The waterfall looked marvelous. At a height of 98 feet and located on a tributary of the Ken River, the Pandav Fall is surrounded by a green cover on all sides. The waterfall forms a pool below with caves on one side. Water from the pool flows through rocky boulders into the tributary of the Ken River.
As we rested ourselves in one of the boulders posing for a photograph, we felt as if we did not exist in this world, but beyond where only bliss prevailed.
The caves looked pre-historic. Pandav Caves transported us to the Mahabharat era dating back to 5000 plus years! And we recalled the story once again, as we explored. Going by Shakuni’s plan, Duryodhan was instrumental in succumbing Yudhisthir to a challenge in the game of dice.
A novice in the game, Yudhisthir lost his kingdom. He, along with his brothers and Draupadi, were forced into exile for 13 years, which included one year in anonymity.

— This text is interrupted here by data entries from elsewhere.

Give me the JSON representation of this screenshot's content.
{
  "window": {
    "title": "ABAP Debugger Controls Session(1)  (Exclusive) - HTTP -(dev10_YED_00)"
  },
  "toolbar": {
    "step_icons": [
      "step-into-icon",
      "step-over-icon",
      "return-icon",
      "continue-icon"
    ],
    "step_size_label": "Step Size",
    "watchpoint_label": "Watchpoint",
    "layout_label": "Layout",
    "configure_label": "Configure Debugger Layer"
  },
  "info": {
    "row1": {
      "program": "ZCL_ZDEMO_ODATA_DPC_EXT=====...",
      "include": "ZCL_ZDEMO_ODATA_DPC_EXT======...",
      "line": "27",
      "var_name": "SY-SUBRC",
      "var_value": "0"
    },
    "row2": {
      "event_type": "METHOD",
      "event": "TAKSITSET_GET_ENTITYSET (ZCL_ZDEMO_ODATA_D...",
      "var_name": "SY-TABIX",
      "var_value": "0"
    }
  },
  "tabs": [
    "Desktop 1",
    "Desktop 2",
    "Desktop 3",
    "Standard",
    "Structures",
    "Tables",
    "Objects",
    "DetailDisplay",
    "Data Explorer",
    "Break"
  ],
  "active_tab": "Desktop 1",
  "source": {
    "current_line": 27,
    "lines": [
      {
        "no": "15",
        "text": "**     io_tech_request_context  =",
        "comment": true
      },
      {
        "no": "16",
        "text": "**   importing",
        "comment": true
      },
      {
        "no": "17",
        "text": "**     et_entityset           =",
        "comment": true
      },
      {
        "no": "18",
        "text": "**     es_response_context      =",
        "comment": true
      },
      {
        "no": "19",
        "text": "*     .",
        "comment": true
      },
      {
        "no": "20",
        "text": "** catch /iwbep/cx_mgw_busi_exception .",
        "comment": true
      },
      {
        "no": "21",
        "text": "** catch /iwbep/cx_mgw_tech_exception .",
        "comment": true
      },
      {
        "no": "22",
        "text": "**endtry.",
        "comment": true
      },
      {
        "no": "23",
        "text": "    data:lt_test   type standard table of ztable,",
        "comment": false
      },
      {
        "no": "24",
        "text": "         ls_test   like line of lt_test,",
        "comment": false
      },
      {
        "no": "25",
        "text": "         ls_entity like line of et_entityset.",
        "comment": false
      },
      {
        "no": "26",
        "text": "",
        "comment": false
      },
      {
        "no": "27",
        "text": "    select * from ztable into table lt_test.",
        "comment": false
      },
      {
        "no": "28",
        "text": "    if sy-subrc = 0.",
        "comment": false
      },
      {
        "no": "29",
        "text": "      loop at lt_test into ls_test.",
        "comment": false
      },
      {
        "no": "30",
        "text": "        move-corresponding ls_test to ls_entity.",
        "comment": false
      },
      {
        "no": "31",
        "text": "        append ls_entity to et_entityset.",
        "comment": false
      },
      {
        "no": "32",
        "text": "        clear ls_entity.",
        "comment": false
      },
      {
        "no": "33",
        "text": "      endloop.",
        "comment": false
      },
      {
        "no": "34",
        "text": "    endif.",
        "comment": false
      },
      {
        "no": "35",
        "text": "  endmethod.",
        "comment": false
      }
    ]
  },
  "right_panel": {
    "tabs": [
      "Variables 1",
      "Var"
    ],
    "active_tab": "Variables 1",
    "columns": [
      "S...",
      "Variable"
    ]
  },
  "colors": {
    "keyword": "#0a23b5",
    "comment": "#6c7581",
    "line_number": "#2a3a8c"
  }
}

Even during their exile, Duryodhan devised ways to eliminate them, but in vain. The Pandavs changed their whereabouts constantly so that none could find them. And they reached here where they stayed for quite some time before relocating to another site.
As we entered the caves, water dripped from the above from the rocks, welcoming us. It felt like unseen divine hands sprinkling the holy Ganga water on us! The guide asked us to switch on our mobile phone lights as it was dark inside. We followed his advice.
And there we were, inside the place where once the Pandavs and Draupadi rested! We felt ecstatic from deep within!
One of the extensions of the caves is associated with the Indian Freedom Struggle. Chandrasekhar Azad stayed in hiding here with his followers where they peacefully devised plans to revolt against the British.
Water dripped from the falling roots of trees from the exterior walls of the rocky caves. Our guide said that the water, which flowed 24 hours irrespective of all seasons, had medicinal properties. We drank, quenching our thirst and filled our water bottle to its full.
And our visit was over! It was an exhilarating and invigorating experience for both of us. It was only past noon and we wanted to explore more. While searching on Google, we chanced to bump into Ajaigarh Fort, which was only 26 km from Pandav Caves and Waterfall.
We set out with our Thar towards Ajaigarh Fort. The GPS, our constant companion, showed us the way!
Click to read my travelogues on Maihar, Khajuraho, and Jhansi and take an informative visual tour of these three of the most visited places in India. Stay tuned to the ‘Travelogues’ section at myindiamyglory website for my travelogues on Ajaigarh Fort and Orchha.
Latest posts by manoshi sinha (see all)
- Aurangzeb Destroyed 1000s of Hindu Temples; No He Never Rebuilt Any - January 25, 2021
- Trimbakeshwar Jyotirling: Destroyed by Aurangzeb, Restored by Marathas - January 25, 2021
- Sculpture of Sun God Discovered in Andhra Farmland; 2000+ Year-Old? - January 25, 2021